__WHAT TO DO__
All of the data needs to be printed again, exactly as written.

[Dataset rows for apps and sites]
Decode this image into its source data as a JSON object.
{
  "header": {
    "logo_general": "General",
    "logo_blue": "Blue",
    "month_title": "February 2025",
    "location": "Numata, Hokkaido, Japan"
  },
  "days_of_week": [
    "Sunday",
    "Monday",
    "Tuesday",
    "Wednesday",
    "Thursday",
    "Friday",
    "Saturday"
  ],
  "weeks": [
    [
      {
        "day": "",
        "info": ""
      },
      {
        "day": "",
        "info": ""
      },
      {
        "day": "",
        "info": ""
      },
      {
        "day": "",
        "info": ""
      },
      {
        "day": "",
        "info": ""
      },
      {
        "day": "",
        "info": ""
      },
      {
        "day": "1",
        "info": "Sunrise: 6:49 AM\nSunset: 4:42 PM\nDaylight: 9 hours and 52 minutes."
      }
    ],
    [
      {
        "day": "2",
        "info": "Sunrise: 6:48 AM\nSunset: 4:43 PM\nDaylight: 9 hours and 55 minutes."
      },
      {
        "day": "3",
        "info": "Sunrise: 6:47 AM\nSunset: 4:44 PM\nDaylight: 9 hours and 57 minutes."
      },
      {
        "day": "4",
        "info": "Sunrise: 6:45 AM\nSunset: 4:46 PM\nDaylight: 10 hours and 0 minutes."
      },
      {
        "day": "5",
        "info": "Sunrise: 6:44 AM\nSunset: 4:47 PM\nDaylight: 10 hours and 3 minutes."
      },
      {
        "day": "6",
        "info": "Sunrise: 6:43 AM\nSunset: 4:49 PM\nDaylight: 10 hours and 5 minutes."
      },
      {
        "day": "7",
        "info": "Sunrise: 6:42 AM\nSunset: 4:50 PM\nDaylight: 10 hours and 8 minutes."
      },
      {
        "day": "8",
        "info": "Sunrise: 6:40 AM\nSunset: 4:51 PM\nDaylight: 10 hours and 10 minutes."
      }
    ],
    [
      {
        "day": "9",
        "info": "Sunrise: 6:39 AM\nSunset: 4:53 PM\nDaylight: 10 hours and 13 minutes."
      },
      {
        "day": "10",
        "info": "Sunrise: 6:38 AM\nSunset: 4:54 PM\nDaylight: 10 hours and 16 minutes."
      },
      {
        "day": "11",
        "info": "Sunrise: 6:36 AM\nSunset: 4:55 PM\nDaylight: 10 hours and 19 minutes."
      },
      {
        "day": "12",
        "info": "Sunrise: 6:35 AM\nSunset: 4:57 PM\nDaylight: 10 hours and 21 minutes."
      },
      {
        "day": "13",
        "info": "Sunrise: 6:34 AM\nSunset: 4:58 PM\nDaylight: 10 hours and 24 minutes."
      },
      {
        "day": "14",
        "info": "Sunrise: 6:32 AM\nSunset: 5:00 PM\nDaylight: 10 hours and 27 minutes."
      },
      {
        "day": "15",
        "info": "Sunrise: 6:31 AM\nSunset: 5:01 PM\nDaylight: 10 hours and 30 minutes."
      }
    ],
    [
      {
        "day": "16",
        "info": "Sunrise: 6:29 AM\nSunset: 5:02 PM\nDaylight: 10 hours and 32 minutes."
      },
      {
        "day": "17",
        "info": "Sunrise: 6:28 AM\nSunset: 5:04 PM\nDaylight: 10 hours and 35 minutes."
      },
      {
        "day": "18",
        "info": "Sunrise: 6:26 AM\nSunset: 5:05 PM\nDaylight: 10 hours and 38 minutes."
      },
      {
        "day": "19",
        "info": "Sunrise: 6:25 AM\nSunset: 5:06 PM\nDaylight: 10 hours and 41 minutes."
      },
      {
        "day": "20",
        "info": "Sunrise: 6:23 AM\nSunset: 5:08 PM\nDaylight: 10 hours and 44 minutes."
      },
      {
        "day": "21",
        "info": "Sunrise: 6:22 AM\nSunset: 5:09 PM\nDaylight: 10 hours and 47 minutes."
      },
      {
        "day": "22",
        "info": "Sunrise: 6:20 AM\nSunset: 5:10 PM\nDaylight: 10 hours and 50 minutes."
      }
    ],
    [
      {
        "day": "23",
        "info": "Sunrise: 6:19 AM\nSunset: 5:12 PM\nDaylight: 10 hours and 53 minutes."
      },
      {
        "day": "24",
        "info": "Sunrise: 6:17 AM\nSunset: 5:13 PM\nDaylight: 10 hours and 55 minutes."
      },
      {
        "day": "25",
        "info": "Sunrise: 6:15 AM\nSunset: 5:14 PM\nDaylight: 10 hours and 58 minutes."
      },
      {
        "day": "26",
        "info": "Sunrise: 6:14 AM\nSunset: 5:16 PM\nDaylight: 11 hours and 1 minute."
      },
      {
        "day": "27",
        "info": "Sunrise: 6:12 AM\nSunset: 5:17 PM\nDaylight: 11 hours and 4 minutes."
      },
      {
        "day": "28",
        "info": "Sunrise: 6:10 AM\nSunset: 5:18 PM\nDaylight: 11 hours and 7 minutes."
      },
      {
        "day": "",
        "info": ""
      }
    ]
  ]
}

__TASK ANSWER__
Decode this image into its source data as a JSON object.
{
  "header": {
    "logo_general": "General",
    "logo_blue": "Blue",
    "month_title": "February 2025",
    "location": "Numata, Hokkaido, Japan"
  },
  "days_of_week": [
    "Sunday",
    "Monday",
    "Tuesday",
    "Wednesday",
    "Thursday",
    "Friday",
    "Saturday"
  ],
  "weeks": [
    [
      {
        "day": "",
        "info": ""
      },
      {
        "day": "",
        "info": ""
      },
      {
        "day": "",
        "info": ""
      },
      {
        "day": "",
        "info": ""
      },
      {
        "day": "",
        "info": ""
      },
      {
        "day": "",
        "info": ""
      },
      {
        "day": "1",
        "info": "Sunrise: 6:49 AM\nSunset: 4:42 PM\nDaylight: 9 hours and 52 minutes."
      }
    ],
    [
      {
        "day": "2",
        "info": "Sunrise: 6:48 AM\nSunset: 4:43 PM\nDaylight: 9 hours and 55 minutes."
      },
      {
        "day": "3",
        "info": "Sunrise: 6:47 AM\nSunset: 4:44 PM\nDaylight: 9 hours and 57 minutes."
      },
      {
        "day": "4",
        "info": "Sunrise: 6:45 AM\nSunset: 4:46 PM\nDaylight: 10 hours and 0 minutes."
      },
      {
        "day": "5",
        "info": "Sunrise: 6:44 AM\nSunset: 4:47 PM\nDaylight: 10 hours and 3 minutes."
      },
      {
        "day": "6",
        "info": "Sunrise: 6:43 AM\nSunset: 4:49 PM\nDaylight: 10 hours and 5 minutes."
      },
      {
        "day": "7",
        "info": "Sunrise: 6:42 AM\nSunset: 4:50 PM\nDaylight: 10 hours and 8 minutes."
      },
      {
        "day": "8",
        "info": "Sunrise: 6:40 AM\nSunset: 4:51 PM\nDaylight: 10 hours and 10 minutes."
      }
    ],
    [
      {
        "day": "9",
        "info": "Sunrise: 6:39 AM\nSunset: 4:53 PM\nDaylight: 10 hours and 13 minutes."
      },
      {
        "day": "10",
        "info": "Sunrise: 6:38 AM\nSunset: 4:54 PM\nDaylight: 10 hours and 16 minutes."
      },
      {
        "day": "11",
        "info": "Sunrise: 6:36 AM\nSunset: 4:55 PM\nDaylight: 10 hours and 19 minutes."
      },
      {
        "day": "12",
        "info": "Sunrise: 6:35 AM\nSunset: 4:57 PM\nDaylight: 10 hours and 21 minutes."
      },
      {
        "day": "13",
        "info": "Sunrise: 6:34 AM\nSunset: 4:58 PM\nDaylight: 10 hours and 24 minutes."
      },
      {
        "day": "14",
        "info": "Sunrise: 6:32 AM\nSunset: 5:00 PM\nDaylight: 10 hours and 27 minutes."
      },
      {
        "day": "15",
        "info": "Sunrise: 6:31 AM\nSunset: 5:01 PM\nDaylight: 10 hours and 30 minutes."
      }
    ],
    [
      {
        "day": "16",
        "info": "Sunrise: 6:29 AM\nSunset: 5:02 PM\nDaylight: 10 hours and 32 minutes."
      },
      {
        "day": "17",
        "info": "Sunrise: 6:28 AM\nSunset: 5:04 PM\nDaylight: 10 hours and 35 minutes."
      },
      {
        "day": "18",
        "info": "Sunrise: 6:26 AM\nSunset: 5:05 PM\nDaylight: 10 hours and 38 minutes."
      },
      {
        "day": "19",
        "info": "Sunrise: 6:25 AM\nSunset: 5:06 PM\nDaylight: 10 hours and 41 minutes."
      },
      {
        "day": "20",
        "info": "Sunrise: 6:23 AM\nSunset: 5:08 PM\nDaylight: 10 hours and 44 minutes."
      },
      {
        "day": "21",
        "info": "Sunrise: 6:22 AM\nSunset: 5:09 PM\nDaylight: 10 hours and 47 minutes."
      },
      {
        "day": "22",
        "info": "Sunrise: 6:20 AM\nSunset: 5:10 PM\nDaylight: 10 hours and 50 minutes."
      }
    ],
    [
      {
        "day": "23",
        "info": "Sunrise: 6:19 AM\nSunset: 5:12 PM\nDaylight: 10 hours and 53 minutes."
      },
      {
        "day": "24",
        "info": "Sunrise: 6:17 AM\nSunset: 5:13 PM\nDaylight: 10 hours and 55 minutes."
      },
      {
        "day": "25",
        "info": "Sunrise: 6:15 AM\nSunset: 5:14 PM\nDaylight: 10 hours and 58 minutes."
      },
      {
        "day": "26",
        "info": "Sunrise: 6:14 AM\nSunset: 5:16 PM\nDaylight: 11 hours and 1 minute."
      },
      {
        "day": "27",
        "info": "Sunrise: 6:12 AM\nSunset: 5:17 PM\nDaylight: 11 hours and 4 minutes."
      },
      {
        "day": "28",
        "info": "Sunrise: 6:10 AM\nSunset: 5:18 PM\nDaylight: 11 hours and 7 minutes."
      },
      {
        "day": "",
        "info": ""
      }
    ]
  ]
}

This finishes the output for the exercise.